Updated: Feb 15
This quiet Farmstand in Lebanon is something unexpected and welcoming as you drive down Trumbull Highway.
If you’re a fan of Bluebirds at all, you know these small thrush birds with beautiful blue and burnt orange plumage, are subtle in their display. When you see a bluebird, it’s almost as if you have to look twice to catch the color. When you do take the moment to observe it, the colors grow richer and it’s subtle beauty endears itself to you. Perhaps that’s why Richard Pogmore, founder of Bluebird Farm, named the business after this frequenter of his fields.
Though Richard isn’t as active in the farm anymore (now in its 36th season), C.J., his grandson, continues to cultivate the land and business. Just like its namesake, it’s a subtle farm stand on the side of Trumbull Highway in Lebanon, but if you stop and take a look inside, you see displays of family history, antique signs, and loads of produce that you can fill your brown paper bag with.
C.J. himself is like the farm- quietly humming away at tasks until a customer comes in and brightens him with a smile. He cheerfully makes conversation, ensuring individuals feels at ease and welcome in the small farm stand filled with the season’s apples, winter squash, and other fall crops.
And the surprise you get at the varieties.

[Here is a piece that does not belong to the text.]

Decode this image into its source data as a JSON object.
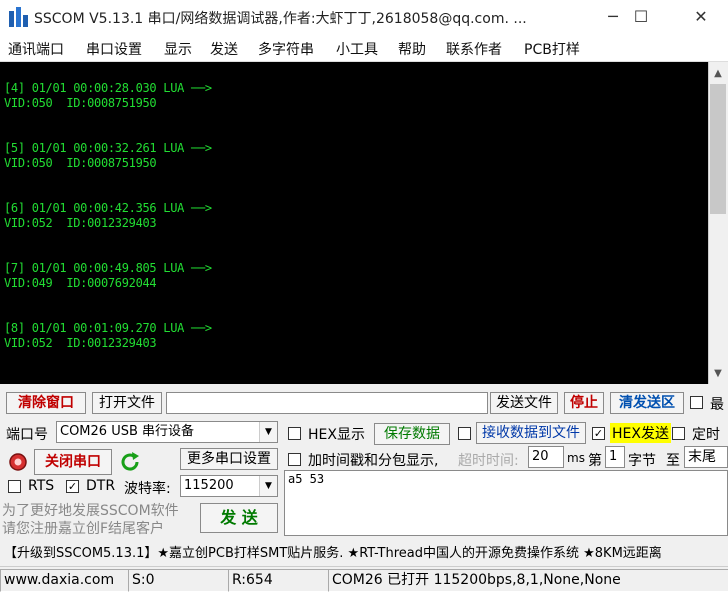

Though they specialize in sweet corn during the summer months, you can find strawberries in late spring, huge watermelons in the summer and a butternut squash variety the length of your arm! What really shines in the fall however are their apple varieties; ranging from customer favorites like Honeycrisp to not as well known apples like Mutsu and Liberty. They line the rows in the stand with descriptions alongside each type, helping the novice apple buyer know which is best for each apple-y task.
As these apples are cleaned and sorted by C.J. he talks about why he farms. It was always
something that was a second job for his dad and his grandfather, but he has leapt into the business full time to sustain his family and the community with local food. “You know you’ve put in a full day’s work when you’re farming, in way that you can’t get from sitting at a computer, “ he says. He feels the satisfaction of feeling that he has worked his body caring for the land at the end of the day. He knows what he has accomplished, which can be harder to come by in other occupations. So as long as he can keep lifting crates of apples, picking bags of corn, and bending down to the rich earth to collect strawberries, Bluebird Hill Farm will keep providing the community with the welcome site of it’s farmstand on Trumbull Highway, inviting folks in to see all that it can offer.